## [Work to be completed]
Print out each record below, unaltered and complete, without its images.

#### Entries supplied ####

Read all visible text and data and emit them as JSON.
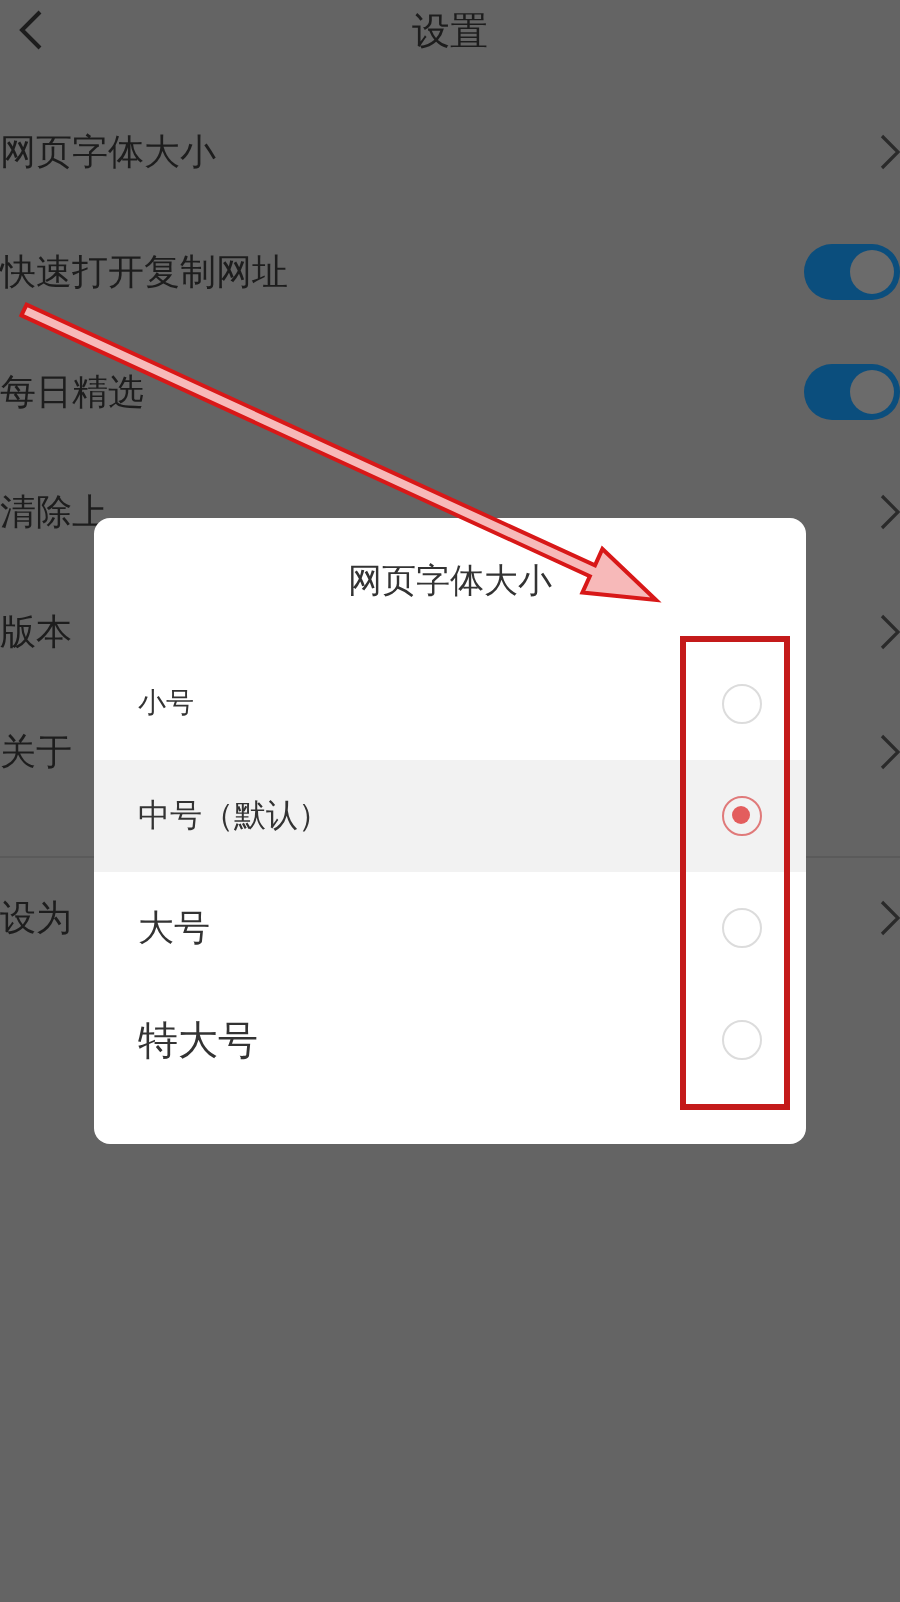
{
  "header": {
    "title": "设置"
  },
  "settings_groups": [
    [
      {
        "label": "网页字体大小",
        "kind": "link"
      },
      {
        "label": "快速打开复制网址",
        "kind": "toggle",
        "on": true
      },
      {
        "label": "每日精选",
        "kind": "toggle",
        "on": true
      },
      {
        "label": "清除上",
        "kind": "link"
      },
      {
        "label": "版本",
        "kind": "link"
      },
      {
        "label": "关于",
        "kind": "link"
      }
    ],
    [
      {
        "label": "设为",
        "kind": "link"
      }
    ]
  ],
  "dialog": {
    "title": "网页字体大小",
    "options": [
      {
        "label": "小号",
        "selected": false
      },
      {
        "label": "中号（默认）",
        "selected": true
      },
      {
        "label": "大号",
        "selected": false
      },
      {
        "label": "特大号",
        "selected": false
      }
    ]
  }
}
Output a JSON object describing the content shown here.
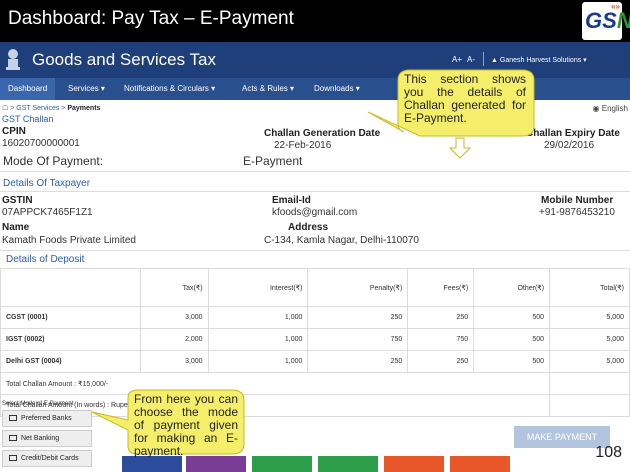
{
  "slide": {
    "title": "Dashboard: Pay Tax – E-Payment",
    "logo_text_g": "G",
    "logo_text_s": "S",
    "logo_text_n": "N",
    "logo_arrows": "«»",
    "page_number": "108"
  },
  "portal": {
    "name": "Goods and Services Tax",
    "font_increase": "A+",
    "font_decrease": "A-",
    "user_icon": "user-icon",
    "user_name": "Ganesh Harvest Solutions ▾"
  },
  "nav": {
    "items": [
      "Dashboard",
      "Services ▾",
      "Notifications & Circulars ▾",
      "Acts & Rules ▾",
      "Downloads ▾"
    ]
  },
  "breadcrumb": {
    "home_icon": "home-icon",
    "parent": "GST Services",
    "separator": ">",
    "current": "Payments"
  },
  "language": "English",
  "challan": {
    "section_title": "GST Challan",
    "cpin_label": "CPIN",
    "cpin_value": "16020700000001",
    "gen_date_label": "Challan Generation Date",
    "gen_date_value": "22-Feb-2016",
    "expiry_label": "Challan Expiry Date",
    "expiry_value": "29/02/2016",
    "mode_label": "Mode Of Payment:",
    "mode_value": "E-Payment"
  },
  "taxpayer": {
    "section_title": "Details Of Taxpayer",
    "gstin_label": "GSTIN",
    "gstin_value": "07APPCK7465F1Z1",
    "email_label": "Email-Id",
    "email_value": "kfoods@gmail.com",
    "mobile_label": "Mobile Number",
    "mobile_value": "+91-9876453210",
    "name_label": "Name",
    "name_value": "Kamath Foods Private Limited",
    "address_label": "Address",
    "address_value": "C-134, Kamla Nagar, Delhi-110070"
  },
  "deposit": {
    "section_title": "Details of Deposit",
    "columns": [
      "",
      "Tax(₹)",
      "Interest(₹)",
      "Penalty(₹)",
      "Fees(₹)",
      "Other(₹)",
      "Total(₹)"
    ],
    "rows": [
      [
        "CGST (0001)",
        "3,000",
        "1,000",
        "250",
        "250",
        "500",
        "5,000"
      ],
      [
        "IGST (0002)",
        "2,000",
        "1,000",
        "750",
        "750",
        "500",
        "5,000"
      ],
      [
        "Delhi GST (0004)",
        "3,000",
        "1,000",
        "250",
        "250",
        "500",
        "5,000"
      ]
    ],
    "total_amount": "Total Challan Amount : ₹15,000/-",
    "total_words": "Total Challan Amount (In words) : Rupees Fifteen Thousands only."
  },
  "payment": {
    "select_label": "Select Mode of E-Payment",
    "options": [
      "Preferred Banks",
      "Net Banking",
      "Credit/Debit Cards"
    ],
    "make_payment": "MAKE PAYMENT"
  },
  "callouts": {
    "top": "This section shows you the details of Challan generated for E-Payment.",
    "bottom": "From here you can choose the mode of payment given for making an E-payment."
  },
  "colors": {
    "slide_header": "#000000",
    "portal_header": "#1f3f7a",
    "nav_bar": "#2a4f8f",
    "callout_fill": "#f5ee6a",
    "callout_stroke": "#c8b820",
    "tiles": [
      "#2d4d9c",
      "#7a3d96",
      "#2e9e4a",
      "#2e9e4a",
      "#e8572a",
      "#e8572a"
    ]
  }
}
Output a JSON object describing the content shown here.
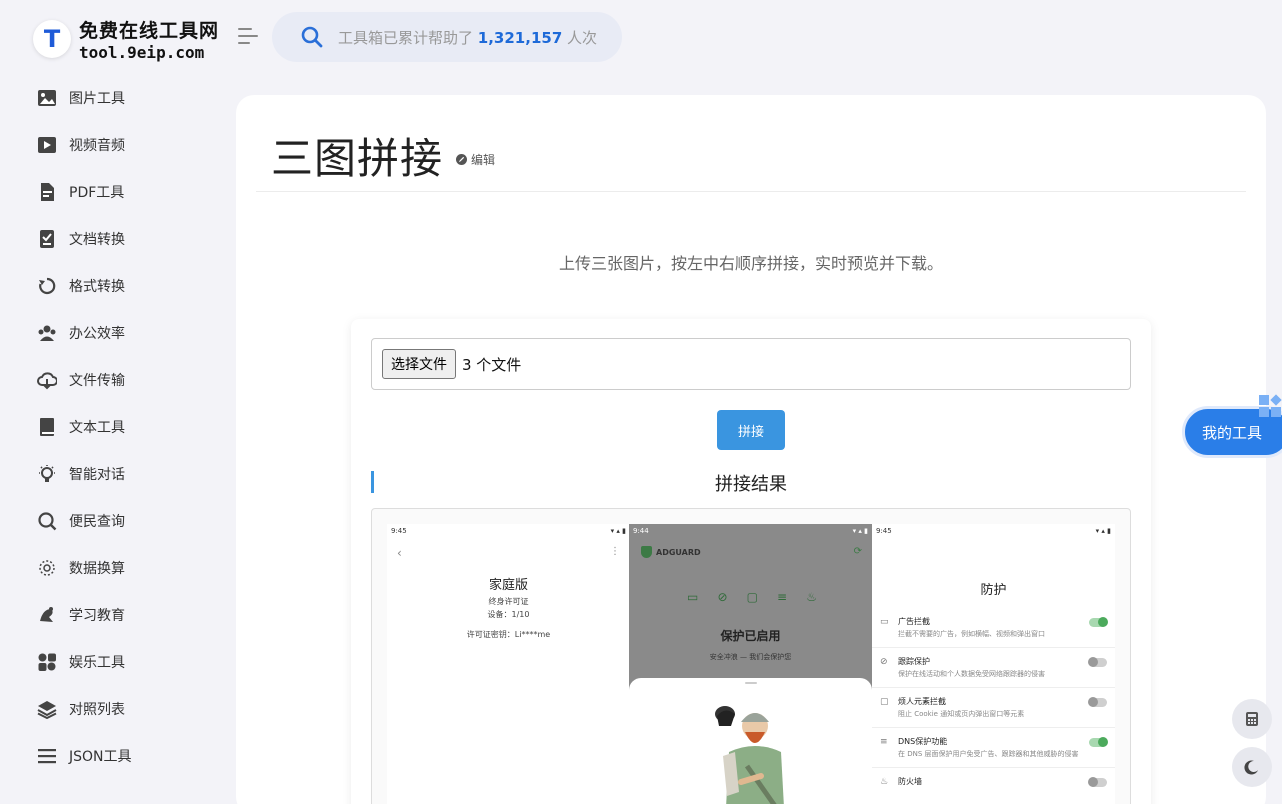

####

## [Answer to this exercise]
Read all visible text and data and emit them as JSON.
{
  "header": {
    "title": "设置"
  },
  "settings_groups": [
    [
      {
        "label": "网页字体大小",
        "kind": "link"
      },
      {
        "label": "快速打开复制网址",
        "kind": "toggle",
        "on": true
      },
      {
        "label": "每日精选",
        "kind": "toggle",
        "on": true
      },
      {
        "label": "清除上",
        "kind": "link"
      },
      {
        "label": "版本",
        "kind": "link"
      },
      {
        "label": "关于",
        "kind": "link"
      }
    ],
    [
      {
        "label": "设为",
        "kind": "link"
      }
    ]
  ],
  "dialog": {
    "title": "网页字体大小",
    "options": [
      {
        "label": "小号",
        "selected": false
      },
      {
        "label": "中号（默认）",
        "selected": true
      },
      {
        "label": "大号",
        "selected": false
      },
      {
        "label": "特大号",
        "selected": false
      }
    ]
  }
}
Output a JSON object describing the content shown here.
{
  "slide": {
    "title": "Dashboard: Pay Tax – E-Payment",
    "logo_text_g": "G",
    "logo_text_s": "S",
    "logo_text_n": "N",
    "logo_arrows": "«»",
    "page_number": "108"
  },
  "portal": {
    "name": "Goods and Services Tax",
    "font_increase": "A+",
    "font_decrease": "A-",
    "user_icon": "user-icon",
    "user_name": "Ganesh Harvest Solutions ▾"
  },
  "nav": {
    "items": [
      "Dashboard",
      "Services ▾",
      "Notifications & Circulars ▾",
      "Acts & Rules ▾",
      "Downloads ▾"
    ]
  },
  "breadcrumb": {
    "home_icon": "home-icon",
    "parent": "GST Services",
    "separator": ">",
    "current": "Payments"
  },
  "language": "English",
  "challan": {
    "section_title": "GST Challan",
    "cpin_label": "CPIN",
    "cpin_value": "16020700000001",
    "gen_date_label": "Challan Generation Date",
    "gen_date_value": "22-Feb-2016",
    "expiry_label": "Challan Expiry Date",
    "expiry_value": "29/02/2016",
    "mode_label": "Mode Of Payment:",
    "mode_value": "E-Payment"
  },
  "taxpayer": {
    "section_title": "Details Of Taxpayer",
    "gstin_label": "GSTIN",
    "gstin_value": "07APPCK7465F1Z1",
    "email_label": "Email-Id",
    "email_value": "kfoods@gmail.com",
    "mobile_label": "Mobile Number",
    "mobile_value": "+91-9876453210",
    "name_label": "Name",
    "name_value": "Kamath Foods Private Limited",
    "address_label": "Address",
    "address_value": "C-134, Kamla Nagar, Delhi-110070"
  },
  "deposit": {
    "section_title": "Details of Deposit",
    "columns": [
      "",
      "Tax(₹)",
      "Interest(₹)",
      "Penalty(₹)",
      "Fees(₹)",
      "Other(₹)",
      "Total(₹)"
    ],
    "rows": [
      [
        "CGST (0001)",
        "3,000",
        "1,000",
        "250",
        "250",
        "500",
        "5,000"
      ],
      [
        "IGST (0002)",
        "2,000",
        "1,000",
        "750",
        "750",
        "500",
        "5,000"
      ],
      [
        "Delhi GST (0004)",
        "3,000",
        "1,000",
        "250",
        "250",
        "500",
        "5,000"
      ]
    ],
    "total_amount": "Total Challan Amount : ₹15,000/-",
    "total_words": "Total Challan Amount (In words) : Rupees Fifteen Thousands only."
  },
  "payment": {
    "select_label": "Select Mode of E-Payment",
    "options": [
      "Preferred Banks",
      "Net Banking",
      "Credit/Debit Cards"
    ],
    "make_payment": "MAKE PAYMENT"
  },
  "callouts": {
    "top": "This section shows you the details of Challan generated for E-Payment.",
    "bottom": "From here you can choose the mode of payment given for making an E-payment."
  },
  "colors": {
    "slide_header": "#000000",
    "portal_header": "#1f3f7a",
    "nav_bar": "#2a4f8f",
    "callout_fill": "#f5ee6a",
    "callout_stroke": "#c8b820",
    "tiles": [
      "#2d4d9c",
      "#7a3d96",
      "#2e9e4a",
      "#2e9e4a",
      "#e8572a",
      "#e8572a"
    ]
  }
}
Output a JSON object describing the content shown here.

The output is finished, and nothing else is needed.